GIVEN INFORMATION:
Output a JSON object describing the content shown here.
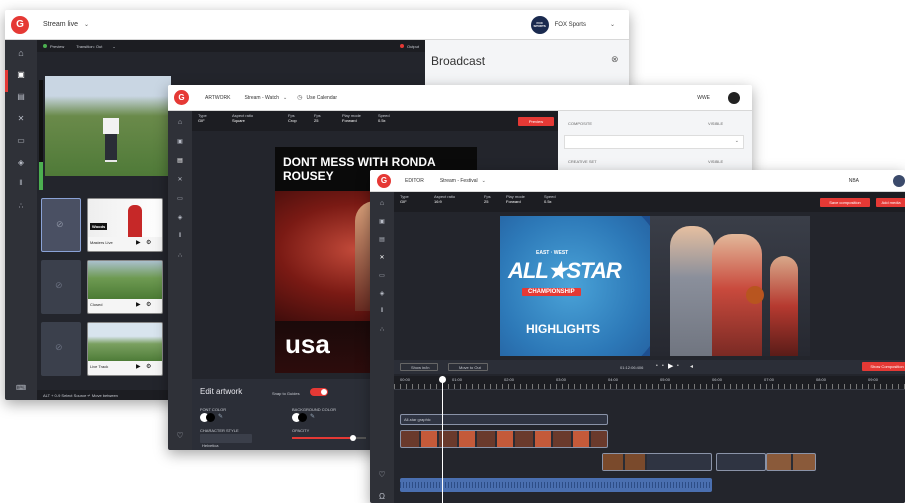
{
  "colors": {
    "accent": "#e53935",
    "rail": "#2f3138",
    "panel": "#23252c",
    "clip_blue": "#4a6fb0"
  },
  "win1": {
    "logo": "G",
    "title": "Stream live",
    "channel_logo": "FOX SPORTS",
    "channel_name": "FOX Sports",
    "preview_label": "Preview",
    "transition_label": "Transition: Out",
    "output_label": "Output",
    "panel_title": "Broadcast",
    "tiles": [
      {
        "label": "Woods",
        "caption": "Masters Live"
      },
      {
        "label": "",
        "caption": "Closed"
      },
      {
        "label": "",
        "caption": "Live Track"
      }
    ],
    "footer": "ALT + 0-9 Select Source   ↵ Move between"
  },
  "win2": {
    "logo": "G",
    "tab1": "ARTWORK",
    "tab2": "Stream - Watch",
    "calendar": "Use Calendar",
    "user": "WWE",
    "fields": [
      {
        "label": "Type",
        "value": "GIF"
      },
      {
        "label": "Aspect ratio",
        "value": "Square"
      },
      {
        "label": "Fps",
        "value": "Crop"
      },
      {
        "label": "Fps",
        "value": "25"
      },
      {
        "label": "Play mode",
        "value": "Forward"
      },
      {
        "label": "Speed",
        "value": "0.5x"
      }
    ],
    "preview_btn": "Preview",
    "side_headers": [
      "COMPOSITE",
      "VISIBLE",
      "CREATIVE SET",
      "VISIBLE"
    ],
    "art_headline": "DONT MESS WITH RONDA ROUSEY",
    "art_brand": "usa",
    "edit_title": "Edit artwork",
    "snap_label": "Snap to Guides",
    "font_color": "FONT COLOR",
    "bg_color": "BACKGROUND COLOR",
    "opacity_label": "OPACITY",
    "character_label": "CHARACTER STYLE",
    "character_value": "Helvetica"
  },
  "win3": {
    "logo": "G",
    "tab1": "EDITOR",
    "tab2": "Stream - Festival",
    "user": "NBA",
    "fields": [
      {
        "label": "Type",
        "value": "GIF"
      },
      {
        "label": "Aspect ratio",
        "value": "16:9"
      },
      {
        "label": "Fps",
        "value": "25"
      },
      {
        "label": "Play mode",
        "value": "Forward"
      },
      {
        "label": "Speed",
        "value": "0.5x"
      }
    ],
    "save_btn": "Save composition",
    "add_btn": "Add media",
    "art_east_west": "EAST · WEST",
    "art_title": "ALL★STAR",
    "art_subtitle": "CHAMPIONSHIP",
    "art_highlights": "HIGHLIGHTS",
    "show_in": "Show in/in",
    "move_to_out": "Move to Out",
    "timecode": "01:12:06:406",
    "show_composition": "Show Composition",
    "ruler": [
      "00:00",
      "01:00",
      "02:00",
      "03:00",
      "04:00",
      "05:00",
      "06:00",
      "07:00",
      "08:00",
      "09:00"
    ],
    "overlay_clip": "All-star graphic"
  }
}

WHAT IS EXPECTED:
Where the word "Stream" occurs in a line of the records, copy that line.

REPLY TO THE EXERCISE:
    "title": "Stream live",
    "tab2": "Stream - Watch",
    "tab2": "Stream - Festival",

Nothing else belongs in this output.